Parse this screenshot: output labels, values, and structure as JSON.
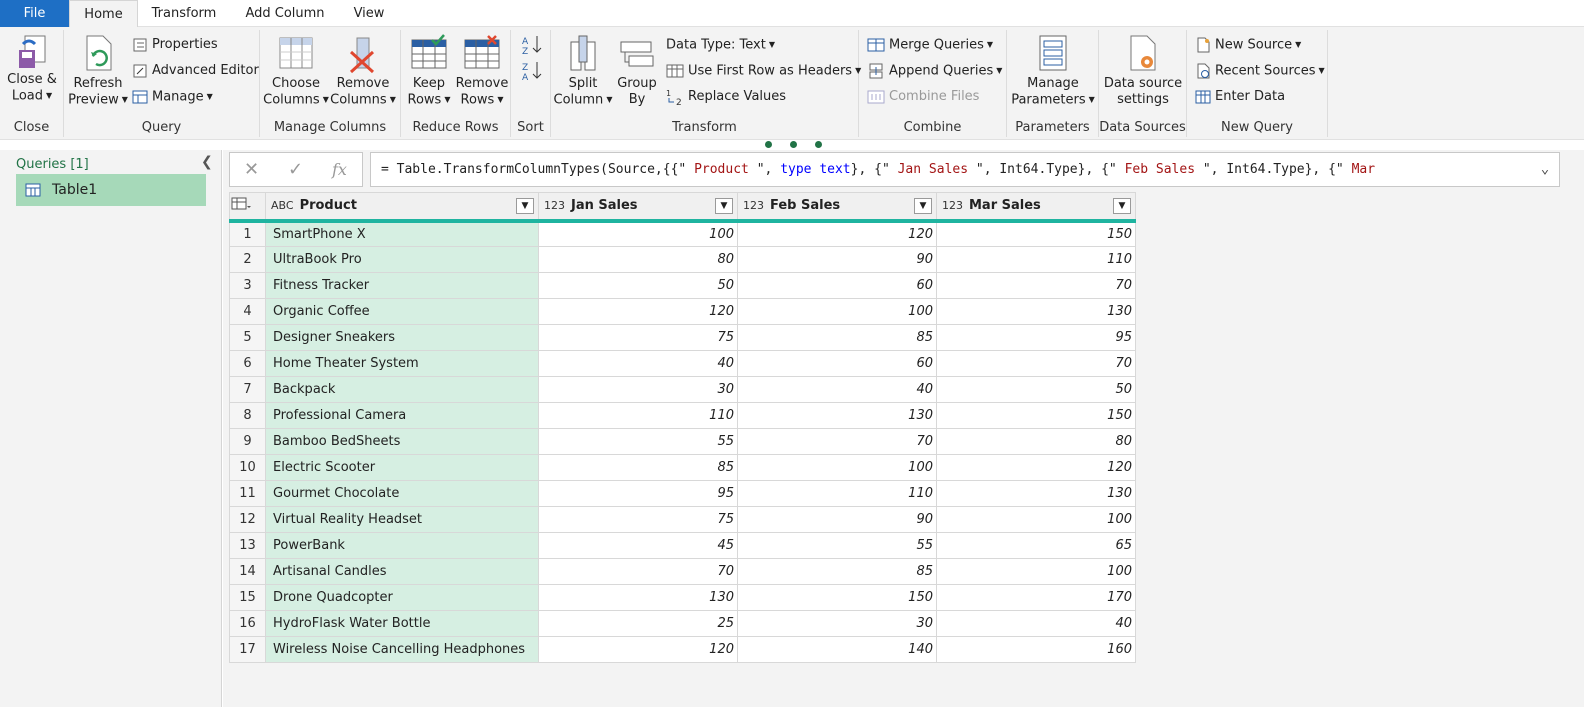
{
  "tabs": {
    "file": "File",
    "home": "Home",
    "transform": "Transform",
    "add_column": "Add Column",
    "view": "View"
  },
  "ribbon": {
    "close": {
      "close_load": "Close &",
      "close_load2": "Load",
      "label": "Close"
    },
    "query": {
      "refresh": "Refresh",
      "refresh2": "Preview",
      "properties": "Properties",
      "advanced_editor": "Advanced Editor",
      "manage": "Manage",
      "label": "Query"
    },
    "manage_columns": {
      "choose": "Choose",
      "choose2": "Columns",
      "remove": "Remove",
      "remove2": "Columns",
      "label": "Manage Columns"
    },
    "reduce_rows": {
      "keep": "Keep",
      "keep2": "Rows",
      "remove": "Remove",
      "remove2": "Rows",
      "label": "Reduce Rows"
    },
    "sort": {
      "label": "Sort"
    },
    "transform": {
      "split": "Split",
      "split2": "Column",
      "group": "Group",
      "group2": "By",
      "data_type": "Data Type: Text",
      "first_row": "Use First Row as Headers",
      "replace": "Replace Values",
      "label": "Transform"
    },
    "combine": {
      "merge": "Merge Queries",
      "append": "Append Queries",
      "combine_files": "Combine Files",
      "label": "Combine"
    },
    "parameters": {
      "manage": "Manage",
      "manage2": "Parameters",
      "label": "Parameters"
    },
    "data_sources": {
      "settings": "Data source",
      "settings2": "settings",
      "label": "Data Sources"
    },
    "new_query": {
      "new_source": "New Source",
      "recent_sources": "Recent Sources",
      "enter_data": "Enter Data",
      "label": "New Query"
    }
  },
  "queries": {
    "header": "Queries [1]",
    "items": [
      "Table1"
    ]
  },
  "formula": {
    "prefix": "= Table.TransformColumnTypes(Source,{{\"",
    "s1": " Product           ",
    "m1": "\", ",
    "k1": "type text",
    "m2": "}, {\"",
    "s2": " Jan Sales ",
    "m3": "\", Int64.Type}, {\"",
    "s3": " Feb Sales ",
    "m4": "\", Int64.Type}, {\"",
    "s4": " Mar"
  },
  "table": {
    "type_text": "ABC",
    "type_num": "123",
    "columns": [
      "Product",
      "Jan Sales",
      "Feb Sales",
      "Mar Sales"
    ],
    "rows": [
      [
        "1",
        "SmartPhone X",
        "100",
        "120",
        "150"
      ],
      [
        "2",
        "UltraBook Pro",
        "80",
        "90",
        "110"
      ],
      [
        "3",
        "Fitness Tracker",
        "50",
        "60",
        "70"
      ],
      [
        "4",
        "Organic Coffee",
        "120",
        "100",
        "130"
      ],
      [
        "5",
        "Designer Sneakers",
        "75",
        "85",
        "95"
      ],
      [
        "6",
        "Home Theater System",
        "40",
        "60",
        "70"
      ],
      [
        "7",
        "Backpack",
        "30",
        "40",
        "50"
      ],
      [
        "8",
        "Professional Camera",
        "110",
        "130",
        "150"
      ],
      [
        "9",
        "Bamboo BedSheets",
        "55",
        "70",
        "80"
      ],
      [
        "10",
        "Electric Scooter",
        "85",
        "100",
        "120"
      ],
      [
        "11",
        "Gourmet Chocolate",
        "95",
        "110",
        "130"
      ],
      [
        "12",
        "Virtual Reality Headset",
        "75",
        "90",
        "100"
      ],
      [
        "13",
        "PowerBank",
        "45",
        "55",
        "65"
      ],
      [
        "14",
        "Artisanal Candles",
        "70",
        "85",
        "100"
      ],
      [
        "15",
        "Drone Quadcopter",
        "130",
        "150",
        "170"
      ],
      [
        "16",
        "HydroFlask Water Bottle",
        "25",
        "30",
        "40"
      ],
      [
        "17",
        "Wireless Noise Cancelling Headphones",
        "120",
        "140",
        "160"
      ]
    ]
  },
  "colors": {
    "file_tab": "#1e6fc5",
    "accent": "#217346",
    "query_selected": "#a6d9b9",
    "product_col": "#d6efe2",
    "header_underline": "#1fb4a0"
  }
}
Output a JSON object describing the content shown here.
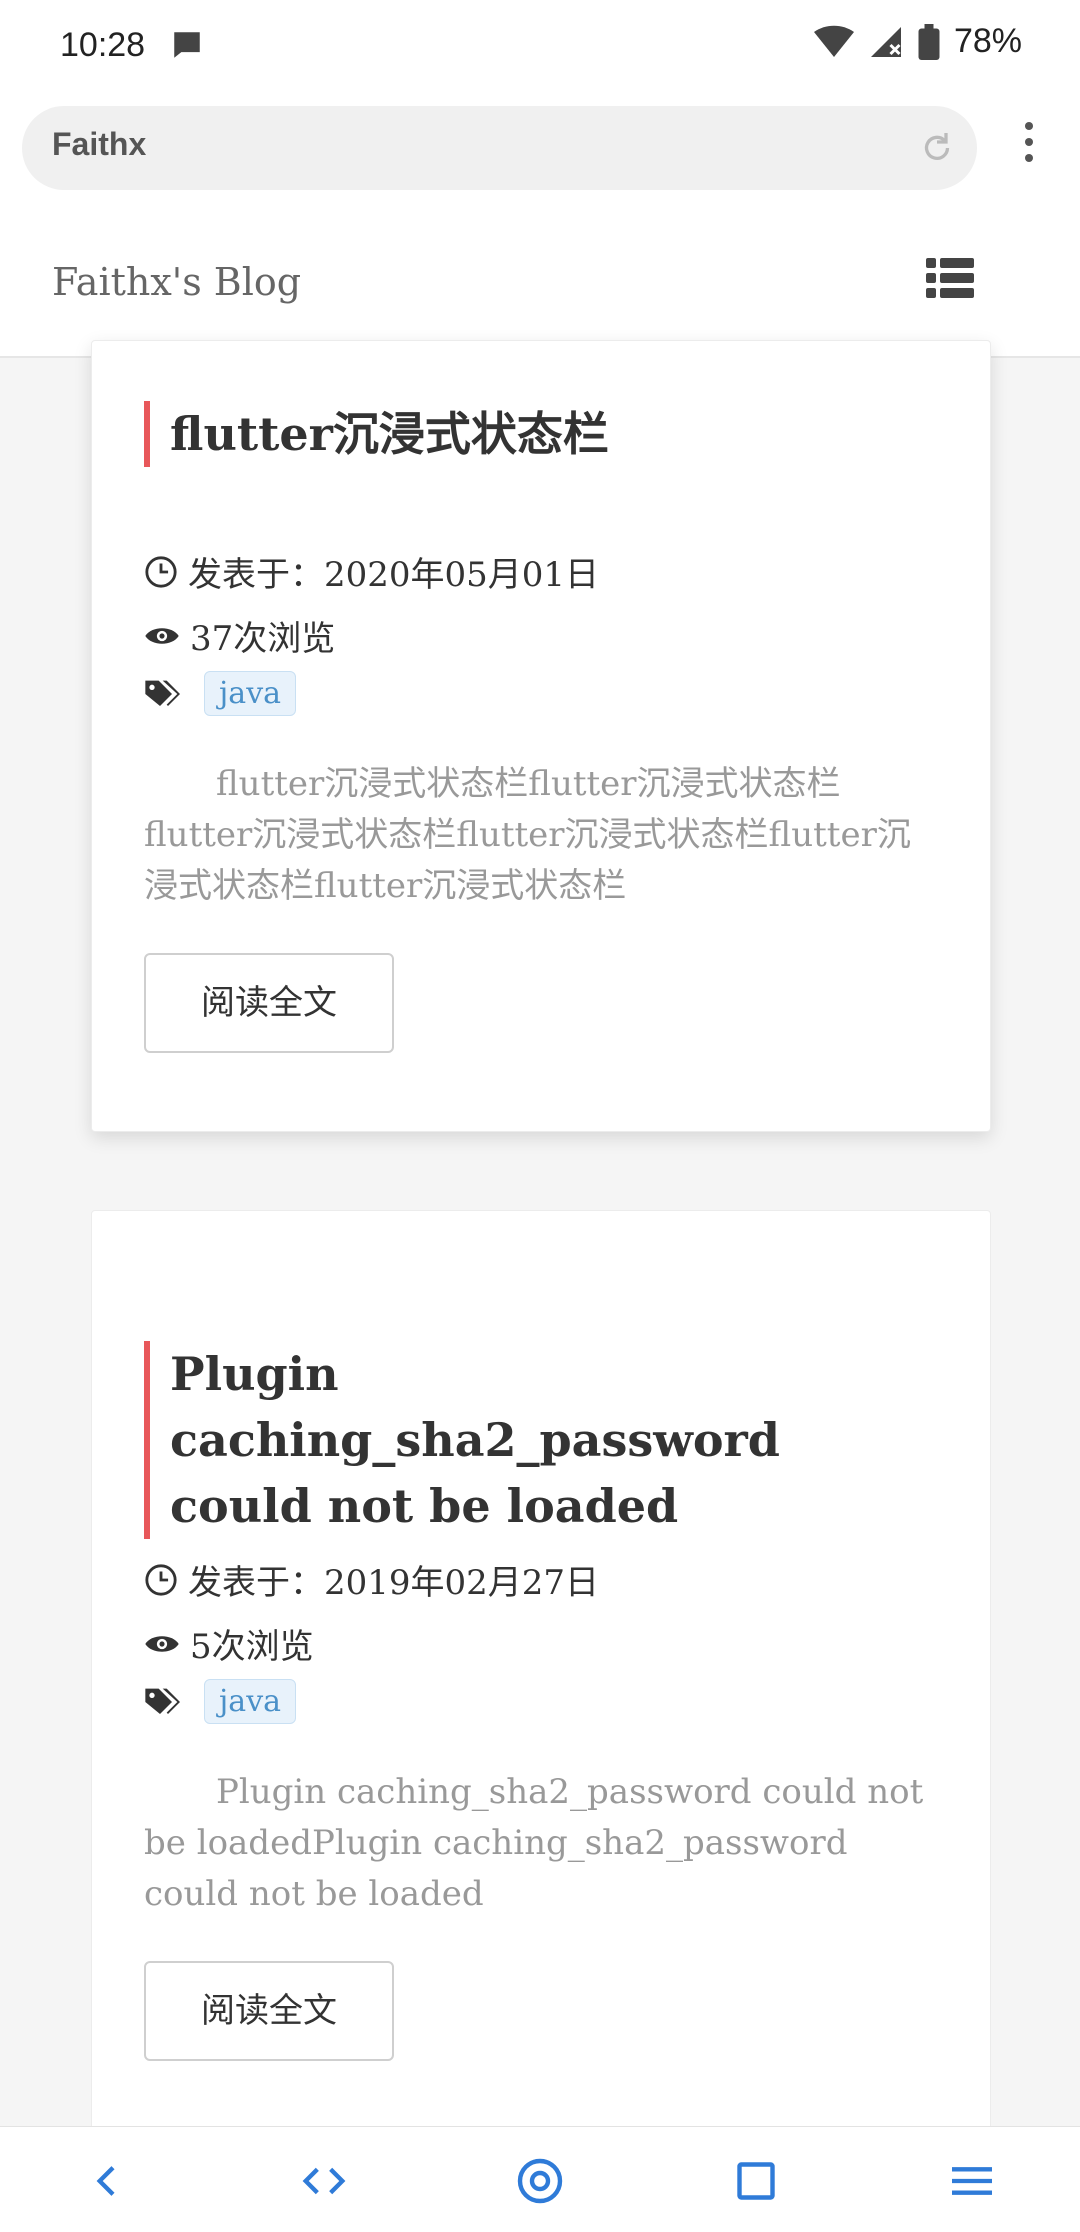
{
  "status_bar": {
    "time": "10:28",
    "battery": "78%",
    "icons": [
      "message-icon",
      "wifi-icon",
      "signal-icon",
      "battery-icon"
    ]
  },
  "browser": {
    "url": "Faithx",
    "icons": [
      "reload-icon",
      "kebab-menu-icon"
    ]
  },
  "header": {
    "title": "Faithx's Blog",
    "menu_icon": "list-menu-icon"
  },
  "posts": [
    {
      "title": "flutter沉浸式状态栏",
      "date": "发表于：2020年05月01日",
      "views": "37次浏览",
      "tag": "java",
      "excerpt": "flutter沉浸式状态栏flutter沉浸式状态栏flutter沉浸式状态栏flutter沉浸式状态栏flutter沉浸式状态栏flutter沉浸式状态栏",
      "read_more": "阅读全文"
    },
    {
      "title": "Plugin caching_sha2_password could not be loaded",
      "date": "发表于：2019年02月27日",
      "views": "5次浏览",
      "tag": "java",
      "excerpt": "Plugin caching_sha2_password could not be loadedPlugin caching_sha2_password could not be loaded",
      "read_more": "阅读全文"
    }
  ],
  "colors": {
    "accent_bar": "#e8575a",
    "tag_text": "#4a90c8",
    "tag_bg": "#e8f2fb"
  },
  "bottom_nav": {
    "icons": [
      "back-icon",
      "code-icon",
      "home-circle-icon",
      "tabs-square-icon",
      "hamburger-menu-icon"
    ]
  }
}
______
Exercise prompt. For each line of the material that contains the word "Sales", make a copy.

Answer to this problem.
    "s2": " Jan Sales ",
    "s3": " Feb Sales ",
      "Jan Sales",
      "Feb Sales",
      "Mar Sales"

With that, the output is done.